I have a smaller hoola hoop now, and I’m only concerned with my own program. It’s enough for me. It’s enough for a lifetime.
I’m a writer, but that’s a separate journal. This journal is a place for me to vent, to talk about what the heck is going on in my life, and to figure things out. I’ve been told by some that I’m the most functional in a very dysfunctional family, which is saying a helluva lot, since I struggle with borderline personality, bipolar, and obsessive compulsive disorders. Lots of times I’ll just be ranting, and if it helps you, I’m happy. I certainly don’t want to add to anyone else’s angst.
Carol (my sister) drank yesterday. She’s an alcoholic. She turned 58 this year, and she’s been drinking since I was three years old. I’ll be 45 this year. I can’t figure it out. She finally got her driver’s license back after ten years of not having one (three dui’s in Michigan and that’s it). It’s restricted for a year, where she has to blow into one of those things every 15 minutes, but she has a car, and she was really excited.
I’ve joined al-anon, and went to my second meeting this past Monday. When this all happened yesterday, I called two people from my phone list to ask what to do, because everything our family has tried in the past hasn’t worked. If we’d taken her to a hospital, she would have just signed herself out the next day (or hours later) AMA.
What I learned is that I have to take care of myself first. And that by rescuing Carol all the time, it sends her a message that she’s worthless, that she’s not worthwhile, and cannot take care of herself – which of course she’s perfectly capable of. She has tons of friends in AA, all of which she could have called (BEFORE she picked up a drink). She has a schizophrenic adult son. She’s in a relationship that’s about to breakup. Problems with her two daughters. There are lots of reasons to drink.

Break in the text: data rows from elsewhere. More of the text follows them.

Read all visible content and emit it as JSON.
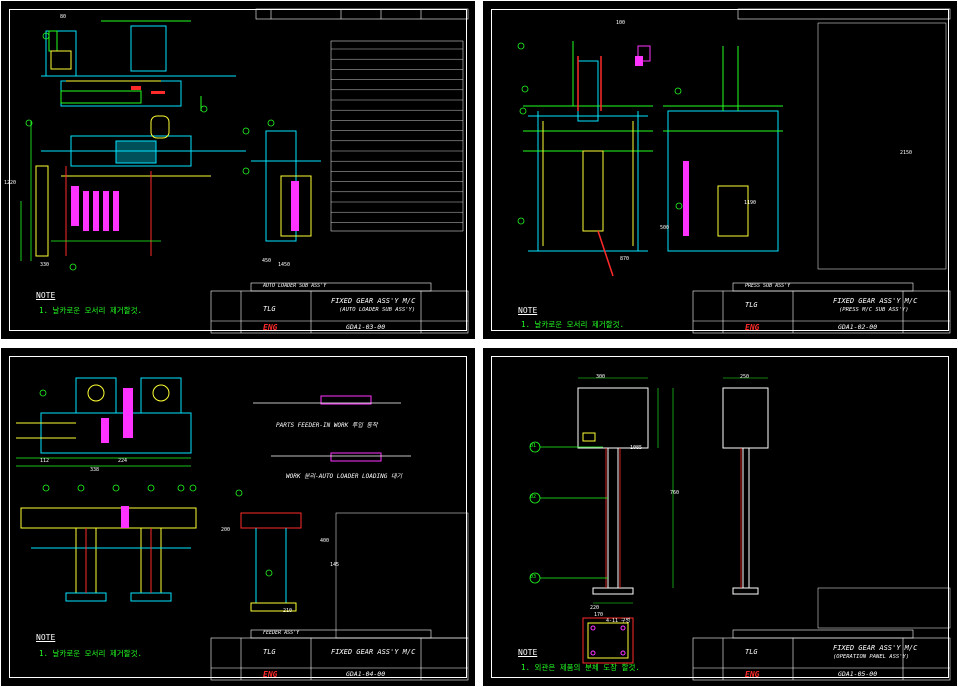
{
  "sheets": [
    {
      "id": "sheet1",
      "note_title": "NOTE",
      "note_text": "1. 날카로운 모서리 제거할것.",
      "title": "FIXED GEAR ASS'Y M/C",
      "subtitle": "(AUTO LOADER SUB ASS'Y)",
      "drawing_no": "GDA1-03-00",
      "brand": "ENG",
      "logo": "TLG",
      "assembly_label": "AUTO LOADER SUB ASS'Y"
    },
    {
      "id": "sheet2",
      "note_title": "NOTE",
      "note_text": "1. 날카로운 모서리 제거할것.",
      "title": "FIXED GEAR ASS'Y M/C",
      "subtitle": "(PRESS M/C SUB ASS'Y)",
      "drawing_no": "GDA1-02-00",
      "brand": "ENG",
      "logo": "TLG",
      "assembly_label": "PRESS SUB ASS'Y"
    },
    {
      "id": "sheet3",
      "note_title": "NOTE",
      "note_text": "1. 날카로운 모서리 제거할것.",
      "title": "FIXED GEAR ASS'Y M/C",
      "subtitle": "",
      "drawing_no": "GDA1-04-00",
      "brand": "ENG",
      "logo": "TLG",
      "assembly_label": "FEEDER ASS'Y",
      "caption1": "PARTS FEEDER-IN WORK 투입 동작",
      "caption2": "WORK 분리-AUTO LOADER LOADING 대기"
    },
    {
      "id": "sheet4",
      "note_title": "NOTE",
      "note_text": "1. 외관은 제품의 분체 도장 할것.",
      "title": "FIXED GEAR ASS'Y M/C",
      "subtitle": "(OPERATION PANEL ASS'Y)",
      "drawing_no": "GDA1-05-00",
      "brand": "ENG",
      "logo": "TLG"
    }
  ],
  "dimensions": {
    "s1": [
      "80",
      "450",
      "1220",
      "1450",
      "330"
    ],
    "s2": [
      "100",
      "2150",
      "870",
      "500",
      "1190"
    ],
    "s3": [
      "112",
      "224",
      "338",
      "200",
      "400",
      "145",
      "210"
    ],
    "s4": [
      "300",
      "250",
      "1085",
      "760",
      "220",
      "170",
      "4-11 구멍"
    ]
  },
  "balloons": {
    "s4": [
      "01",
      "02",
      "03"
    ]
  },
  "colors": {
    "background": "#000000",
    "frame": "#ffffff",
    "cyan": "#00e5ff",
    "green": "#22ff22",
    "yellow": "#ffff33",
    "red": "#ff2a2a",
    "magenta": "#ff33ff",
    "white": "#ffffff"
  }
}
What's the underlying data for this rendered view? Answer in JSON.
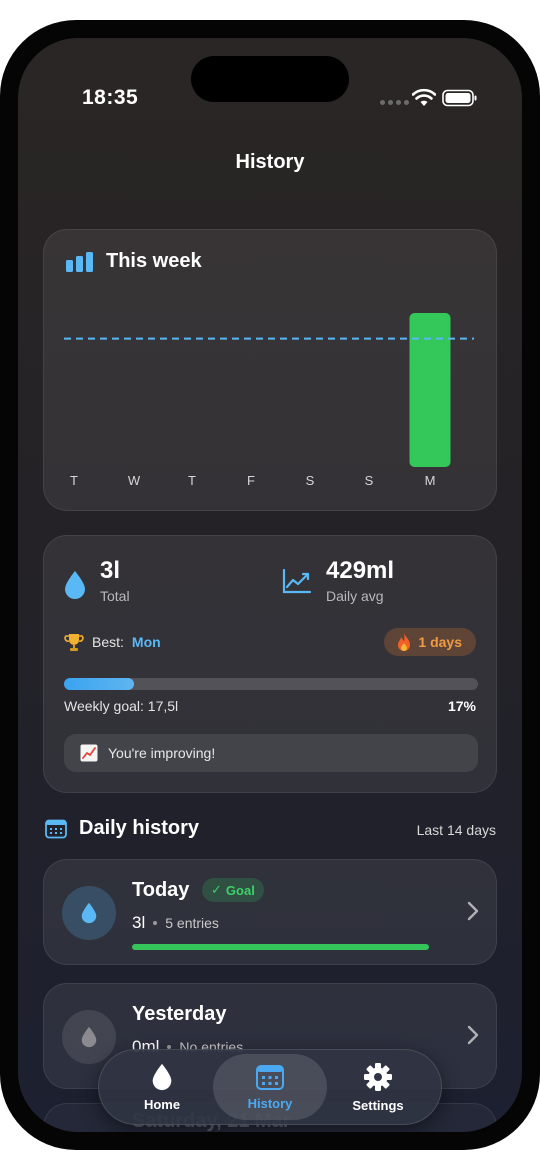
{
  "status_bar": {
    "time": "18:35"
  },
  "header": {
    "title": "History"
  },
  "week_chart": {
    "title": "This week",
    "chart_data": {
      "type": "bar",
      "categories": [
        "T",
        "W",
        "T",
        "F",
        "S",
        "S",
        "M"
      ],
      "values": [
        0,
        0,
        0,
        0,
        0,
        0,
        3000
      ],
      "goal_line": 2500,
      "ylim": [
        0,
        3000
      ],
      "colors": {
        "bar": "#34c759",
        "goal_line": "#5ab8f5"
      }
    }
  },
  "stats": {
    "total_value": "3l",
    "total_label": "Total",
    "avg_value": "429ml",
    "avg_label": "Daily avg",
    "best_label": "Best:",
    "best_value": "Mon",
    "streak": "1 days",
    "goal_label": "Weekly goal: 17,5l",
    "goal_percent": "17%",
    "goal_fraction": 0.17,
    "improving": "You're improving!"
  },
  "daily_history": {
    "title": "Daily history",
    "range": "Last 14 days",
    "days": [
      {
        "title": "Today",
        "badge": "Goal",
        "amount": "3l",
        "entries": "5 entries",
        "progress": 1.0
      },
      {
        "title": "Yesterday",
        "amount": "0ml",
        "entries": "No entries"
      },
      {
        "title": "Saturday, 21 Mar"
      }
    ]
  },
  "tabbar": {
    "home": "Home",
    "history": "History",
    "settings": "Settings"
  },
  "colors": {
    "accent": "#4aa9f0",
    "green": "#34c759",
    "orange": "#f09a45"
  }
}
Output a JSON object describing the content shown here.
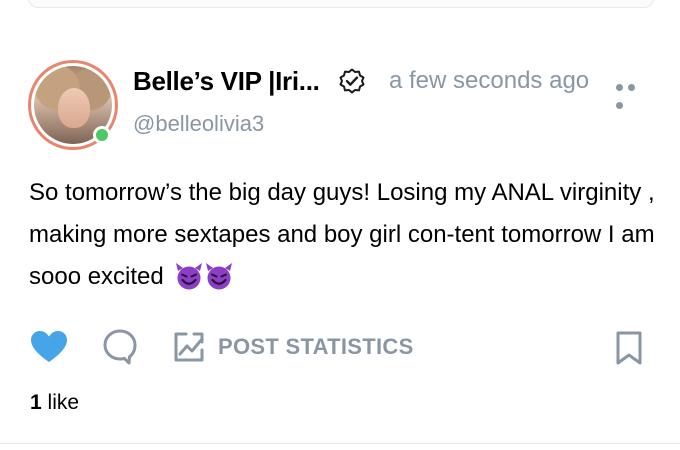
{
  "post": {
    "author_name": "Belle’s VIP |Iri...",
    "handle": "@belleolivia3",
    "timestamp": "a few seconds ago",
    "text": "So tomorrow’s the big day guys! Losing my ANAL virginity , making more sextapes and boy girl con-tent tomorrow I am sooo excited",
    "emojis": [
      "smiling-face-with-horns",
      "smiling-face-with-horns"
    ],
    "online": true,
    "liked": true
  },
  "actions": {
    "stats_label": "POST STATISTICS",
    "likes_count": "1",
    "likes_label": "like"
  },
  "colors": {
    "accent": "#46a5e8",
    "muted": "#8a96a3",
    "online": "#4cc864",
    "avatar_ring": "#e8866d",
    "emoji": "#8c3ec4"
  },
  "icons": [
    "verified-icon",
    "more-icon",
    "heart-icon",
    "comment-icon",
    "chart-icon",
    "bookmark-icon"
  ]
}
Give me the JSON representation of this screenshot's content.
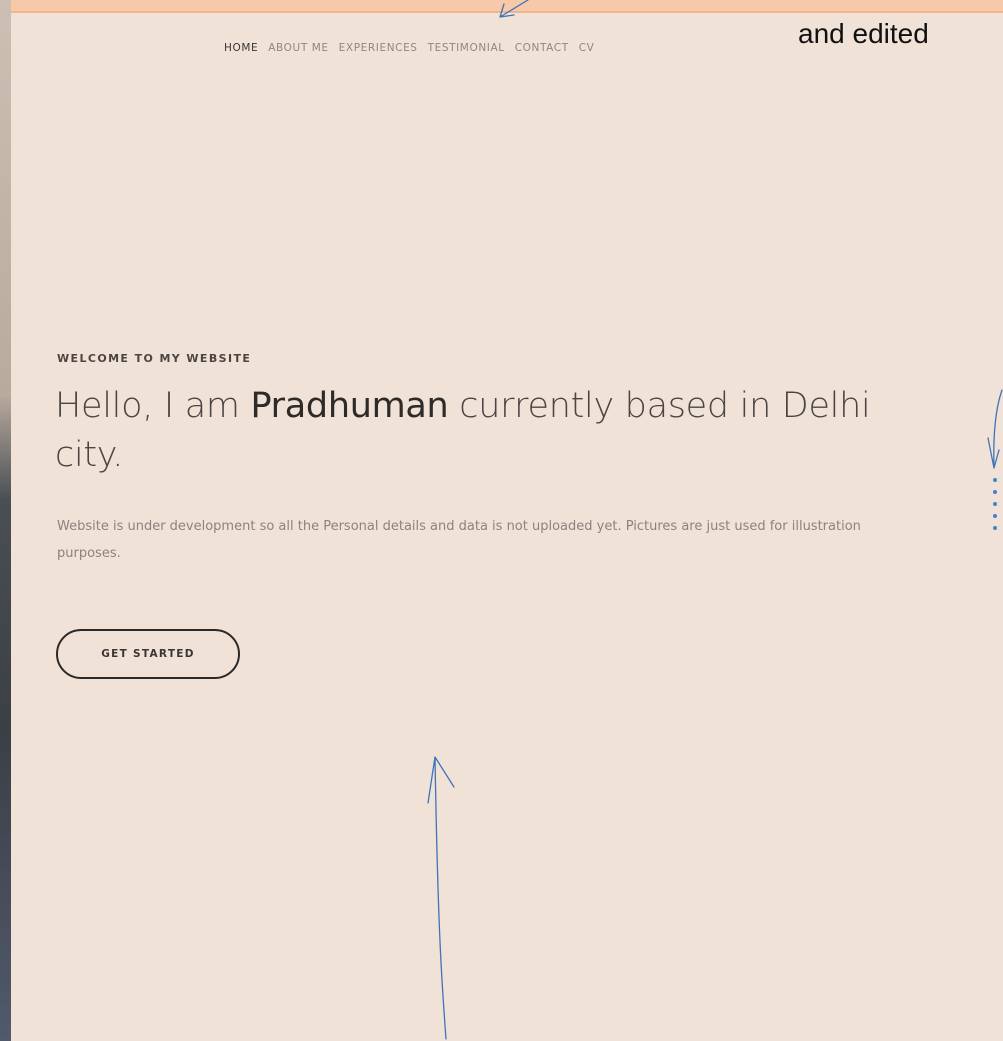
{
  "nav": {
    "items": [
      {
        "label": "HOME",
        "active": true
      },
      {
        "label": "ABOUT ME",
        "active": false
      },
      {
        "label": "EXPERIENCES",
        "active": false
      },
      {
        "label": "TESTIMONIAL",
        "active": false
      },
      {
        "label": "CONTACT",
        "active": false
      },
      {
        "label": "CV",
        "active": false
      }
    ]
  },
  "overlay": {
    "caption": "and edited"
  },
  "hero": {
    "eyebrow": "WELCOME TO MY WEBSITE",
    "headline_pre": "Hello, I am ",
    "headline_name": "Pradhuman",
    "headline_post": " currently based in Delhi city.",
    "description": "Website is under development so all the Personal details and data is not uploaded yet. Pictures are just used for illustration purposes.",
    "cta_label": "GET STARTED"
  },
  "slider": {
    "dot_count": 5
  },
  "colors": {
    "background": "#f1e2d8",
    "top_strip": "#f7c9a8",
    "annotation_blue": "#3f73b8",
    "dot_blue": "#4a7fd0"
  }
}
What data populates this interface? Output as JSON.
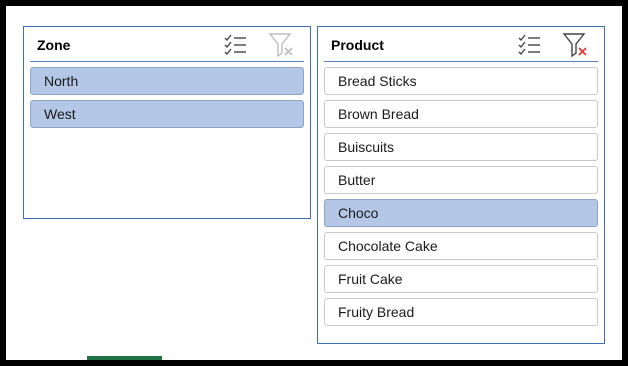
{
  "zone_slicer": {
    "title": "Zone",
    "items": [
      {
        "label": "North",
        "selected": true
      },
      {
        "label": "West",
        "selected": true
      }
    ]
  },
  "product_slicer": {
    "title": "Product",
    "items": [
      {
        "label": "Bread Sticks",
        "selected": false
      },
      {
        "label": "Brown Bread",
        "selected": false
      },
      {
        "label": "Buiscuits",
        "selected": false
      },
      {
        "label": "Butter",
        "selected": false
      },
      {
        "label": "Choco",
        "selected": true
      },
      {
        "label": "Chocolate Cake",
        "selected": false
      },
      {
        "label": "Fruit Cake",
        "selected": false
      },
      {
        "label": "Fruity Bread",
        "selected": false
      }
    ]
  },
  "icons": {
    "multi_select": "multi-select-icon",
    "clear_filter": "clear-filter-icon"
  },
  "colors": {
    "selected_fill": "#b4c7e7",
    "border_accent": "#3f6fb5",
    "clear_filter_active": "#e53935",
    "clear_filter_inactive": "#bdbdbd",
    "excel_green": "#217346"
  }
}
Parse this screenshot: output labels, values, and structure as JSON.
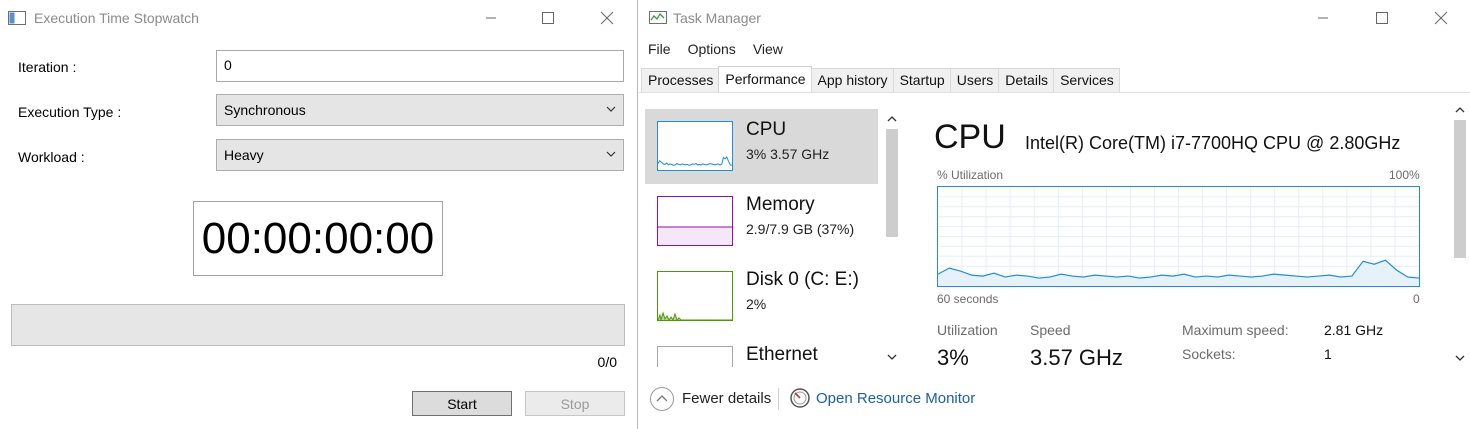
{
  "stopwatch": {
    "title": "Execution Time Stopwatch",
    "iteration_label": "Iteration :",
    "iteration_value": "0",
    "exec_type_label": "Execution Type :",
    "exec_type_value": "Synchronous",
    "workload_label": "Workload :",
    "workload_value": "Heavy",
    "timer": "00:00:00:00",
    "progress_fraction": 0,
    "counter": "0/0",
    "start_label": "Start",
    "stop_label": "Stop"
  },
  "taskmanager": {
    "title": "Task Manager",
    "menu": [
      "File",
      "Options",
      "View"
    ],
    "tabs": [
      "Processes",
      "Performance",
      "App history",
      "Startup",
      "Users",
      "Details",
      "Services"
    ],
    "active_tab": "Performance",
    "resources": [
      {
        "name": "CPU",
        "value": "3%  3.57 GHz",
        "color": "#1f8fd4"
      },
      {
        "name": "Memory",
        "value": "2.9/7.9 GB (37%)",
        "color": "#8b12ae"
      },
      {
        "name": "Disk 0 (C: E:)",
        "value": "2%",
        "color": "#4d9a06"
      },
      {
        "name": "Ethernet",
        "value": "",
        "color": "#a7a7a7"
      }
    ],
    "detail": {
      "heading": "CPU",
      "model": "Intel(R) Core(TM) i7-7700HQ CPU @ 2.80GHz",
      "graph_label": "% Utilization",
      "graph_max": "100%",
      "graph_time": "60 seconds",
      "graph_zero": "0",
      "utilization_label": "Utilization",
      "utilization_value": "3%",
      "speed_label": "Speed",
      "speed_value": "3.57 GHz",
      "max_speed_label": "Maximum speed:",
      "max_speed_value": "2.81 GHz",
      "sockets_label": "Sockets:",
      "sockets_value": "1",
      "utilization_history": [
        12,
        18,
        15,
        11,
        10,
        13,
        9,
        11,
        10,
        8,
        9,
        12,
        10,
        9,
        11,
        10,
        9,
        10,
        8,
        9,
        11,
        10,
        12,
        9,
        10,
        9,
        11,
        10,
        9,
        10,
        12,
        11,
        10,
        9,
        10,
        11,
        9,
        10,
        25,
        22,
        26,
        16,
        9,
        8
      ]
    },
    "footer": {
      "fewer_details": "Fewer details",
      "resource_monitor": "Open Resource Monitor"
    }
  }
}
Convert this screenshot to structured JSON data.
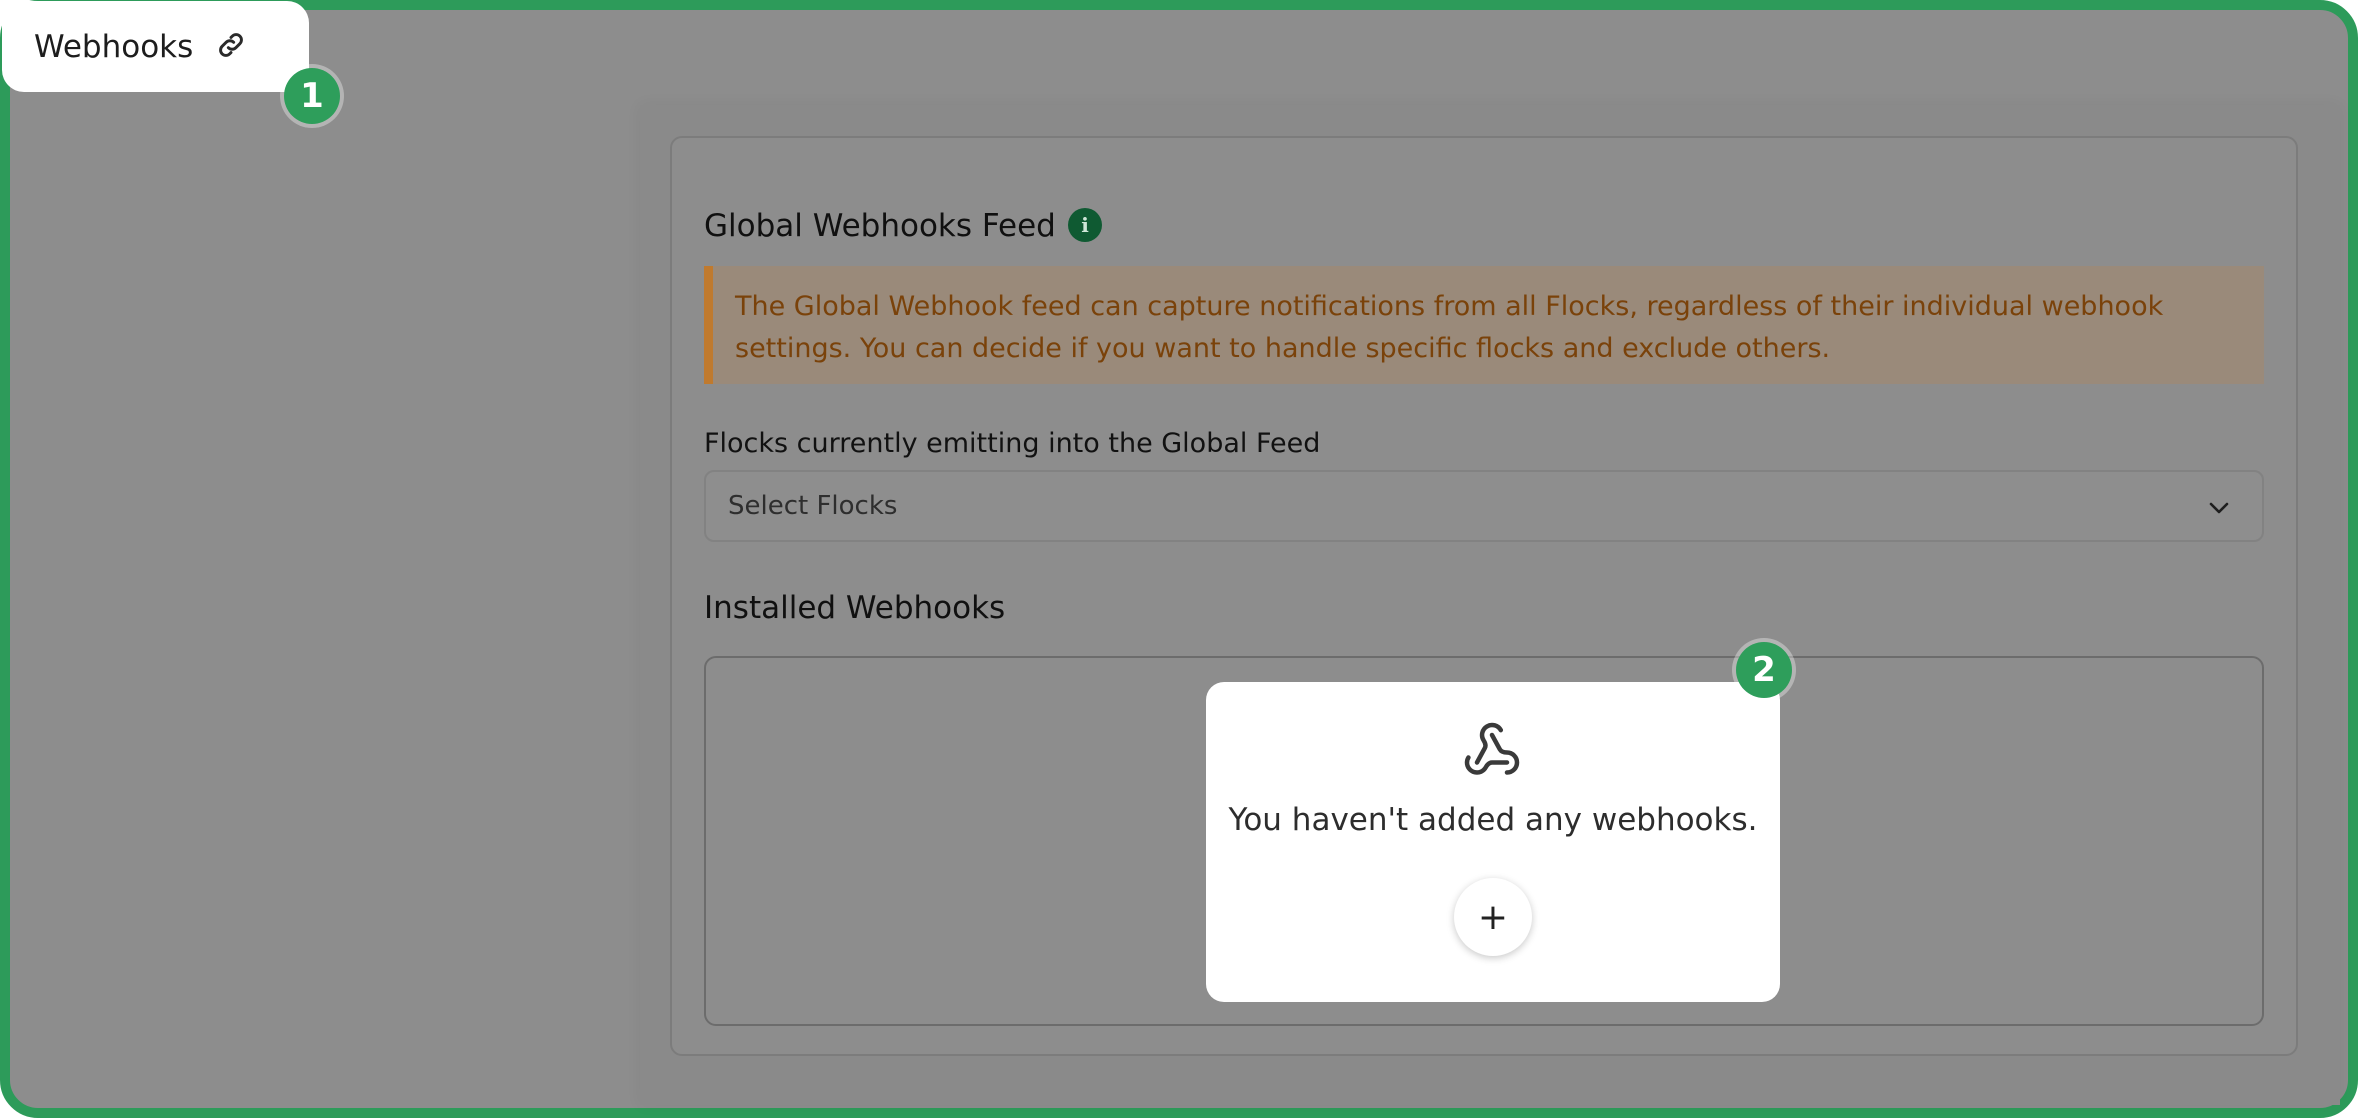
{
  "tab": {
    "label": "Webhooks",
    "icon": "link-icon"
  },
  "badges": {
    "first": "1",
    "second": "2"
  },
  "global_feed": {
    "title": "Global Webhooks Feed",
    "info_icon_glyph": "i",
    "warning_text": "The Global Webhook feed can capture notifications from all Flocks, regardless of their individual webhook settings. You can decide if you want to handle specific flocks and exclude others.",
    "field_label": "Flocks currently emitting into the Global Feed",
    "select_placeholder": "Select Flocks"
  },
  "installed": {
    "title": "Installed Webhooks",
    "empty_text": "You haven't added any webhooks.",
    "add_label": "+",
    "icon": "webhook-icon"
  },
  "colors": {
    "accent": "#2d9b5a",
    "warning_border": "#c07a2e",
    "info_icon": "#0f5a32"
  }
}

Oh hell. I’m done for now. Anyone else out there have alcoholism in their families that has some experience, strength and hope to share with me?d